Causes of Syncope
Syncope (fainting) has many causes. Sometimes it is not serious. In other cases, syncope is a sign of a heart problem. But treatment can help
When syncope is not serious
Your doctor may call your problem vasovagal syncope or orthostatic hypotension. These 2 types of syncope are not serious. They can be caused by:
Strong feelings, such as anxiety or fear. A nerve signal may briefly change your heart rate and lower your blood pressure too much.
Standing for too long. Standing may cause blood to pool in your legs. When this happens, your brain may not receive all the blood it needs.
Standing up too quickly. Your blood pressure may not adjust fast enough to changes in posture and may drop too low.

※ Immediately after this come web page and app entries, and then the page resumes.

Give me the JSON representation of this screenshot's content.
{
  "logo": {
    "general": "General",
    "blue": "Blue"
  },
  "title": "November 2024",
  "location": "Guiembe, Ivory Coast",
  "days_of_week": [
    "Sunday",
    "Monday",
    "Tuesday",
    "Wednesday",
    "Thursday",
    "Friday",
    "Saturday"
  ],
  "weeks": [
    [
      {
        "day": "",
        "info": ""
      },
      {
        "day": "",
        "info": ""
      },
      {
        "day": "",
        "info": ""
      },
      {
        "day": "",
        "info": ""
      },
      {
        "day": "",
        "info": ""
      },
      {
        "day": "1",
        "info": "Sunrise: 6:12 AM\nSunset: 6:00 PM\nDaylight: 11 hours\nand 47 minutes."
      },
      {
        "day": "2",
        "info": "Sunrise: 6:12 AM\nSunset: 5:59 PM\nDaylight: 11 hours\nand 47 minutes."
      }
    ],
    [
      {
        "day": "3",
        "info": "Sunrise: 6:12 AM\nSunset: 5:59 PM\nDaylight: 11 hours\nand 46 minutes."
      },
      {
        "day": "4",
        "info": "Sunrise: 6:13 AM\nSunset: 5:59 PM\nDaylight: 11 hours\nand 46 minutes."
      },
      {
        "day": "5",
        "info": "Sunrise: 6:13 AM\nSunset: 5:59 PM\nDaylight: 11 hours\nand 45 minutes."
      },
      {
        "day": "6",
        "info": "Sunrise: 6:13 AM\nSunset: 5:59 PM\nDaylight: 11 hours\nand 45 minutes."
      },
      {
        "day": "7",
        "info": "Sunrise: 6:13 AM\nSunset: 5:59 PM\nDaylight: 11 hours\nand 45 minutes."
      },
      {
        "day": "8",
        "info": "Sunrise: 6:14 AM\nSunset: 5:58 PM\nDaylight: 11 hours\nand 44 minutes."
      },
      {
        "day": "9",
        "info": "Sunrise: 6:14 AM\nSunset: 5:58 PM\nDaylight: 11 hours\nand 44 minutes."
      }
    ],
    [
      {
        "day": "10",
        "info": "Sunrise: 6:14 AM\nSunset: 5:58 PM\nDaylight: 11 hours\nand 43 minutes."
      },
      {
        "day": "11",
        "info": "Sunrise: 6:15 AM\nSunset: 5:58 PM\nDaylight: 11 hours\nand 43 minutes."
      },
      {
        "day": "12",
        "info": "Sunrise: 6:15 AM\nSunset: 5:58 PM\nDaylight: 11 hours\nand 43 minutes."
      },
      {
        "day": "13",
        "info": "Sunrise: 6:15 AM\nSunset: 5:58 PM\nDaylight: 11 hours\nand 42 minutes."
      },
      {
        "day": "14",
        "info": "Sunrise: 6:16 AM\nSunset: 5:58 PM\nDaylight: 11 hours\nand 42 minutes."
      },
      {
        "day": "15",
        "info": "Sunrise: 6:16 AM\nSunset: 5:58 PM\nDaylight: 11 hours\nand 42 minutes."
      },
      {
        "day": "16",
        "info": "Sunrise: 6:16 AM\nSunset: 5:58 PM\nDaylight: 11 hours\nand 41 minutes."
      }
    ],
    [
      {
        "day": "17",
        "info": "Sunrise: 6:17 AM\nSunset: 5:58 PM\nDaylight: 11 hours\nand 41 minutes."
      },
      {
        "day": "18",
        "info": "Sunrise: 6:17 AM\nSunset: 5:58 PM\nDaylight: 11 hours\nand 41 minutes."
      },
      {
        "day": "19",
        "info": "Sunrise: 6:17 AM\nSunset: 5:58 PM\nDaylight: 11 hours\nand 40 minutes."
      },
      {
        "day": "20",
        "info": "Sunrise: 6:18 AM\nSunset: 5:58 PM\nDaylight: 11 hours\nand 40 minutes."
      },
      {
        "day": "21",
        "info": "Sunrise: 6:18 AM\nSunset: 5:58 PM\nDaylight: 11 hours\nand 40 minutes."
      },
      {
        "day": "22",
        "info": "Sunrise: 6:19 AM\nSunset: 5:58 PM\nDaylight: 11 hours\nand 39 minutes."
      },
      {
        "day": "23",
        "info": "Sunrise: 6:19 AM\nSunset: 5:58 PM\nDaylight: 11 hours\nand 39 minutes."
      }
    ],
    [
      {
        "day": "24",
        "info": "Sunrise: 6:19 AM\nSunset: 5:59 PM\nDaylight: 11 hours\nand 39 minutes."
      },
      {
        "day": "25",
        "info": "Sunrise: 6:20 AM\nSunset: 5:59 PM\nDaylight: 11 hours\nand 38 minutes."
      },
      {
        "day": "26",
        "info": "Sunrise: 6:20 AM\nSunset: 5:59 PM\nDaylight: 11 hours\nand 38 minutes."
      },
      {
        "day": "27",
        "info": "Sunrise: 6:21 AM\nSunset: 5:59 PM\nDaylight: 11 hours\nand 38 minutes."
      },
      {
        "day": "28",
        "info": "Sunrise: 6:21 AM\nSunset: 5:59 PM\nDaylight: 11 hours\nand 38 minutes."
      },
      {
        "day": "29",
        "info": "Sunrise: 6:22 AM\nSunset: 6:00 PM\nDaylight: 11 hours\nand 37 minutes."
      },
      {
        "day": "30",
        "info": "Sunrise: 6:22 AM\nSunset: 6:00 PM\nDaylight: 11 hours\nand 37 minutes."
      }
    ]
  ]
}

Certain medications can also cause this problem.
When heart trouble causes syncope
A heart problem can decrease the amount of oxygen-rich blood that reaches the brain. Heart trouble can be serious and may even be fatal if left untreated:
A slow heart rate. Electrical signals tell the chambers of the heart when to pump. But the signals may be slowed or blocked (heart block) as they travel on the heart’s pathways. This can be caused by aging, scarred heart tissue, or damage from heart disease. When the heart rate slows, not enough blood is pumped.
A fast heart rate. Certain problems can make the heart race. For instance, after a heart attack, also known as acute myocardial infarction, or AMI, abnormal electrical signals may be created. These signals can make the heart suddenly beat very fast. The heart pumps before the chambers can fill with blood. So less blood reaches the brain and other parts of the body. Illegal drugs, certain medications, heart disease, or an inherited condition can also cause this.
A heart valve problem. Blood travels through the chambers of the heart as it is pumped. Heart valves open and close to help move blood in the right direction. But a valve may not open or close fully, if it’s hardened or scarred. As a result, less blood is pumped through the heart to the brain and body.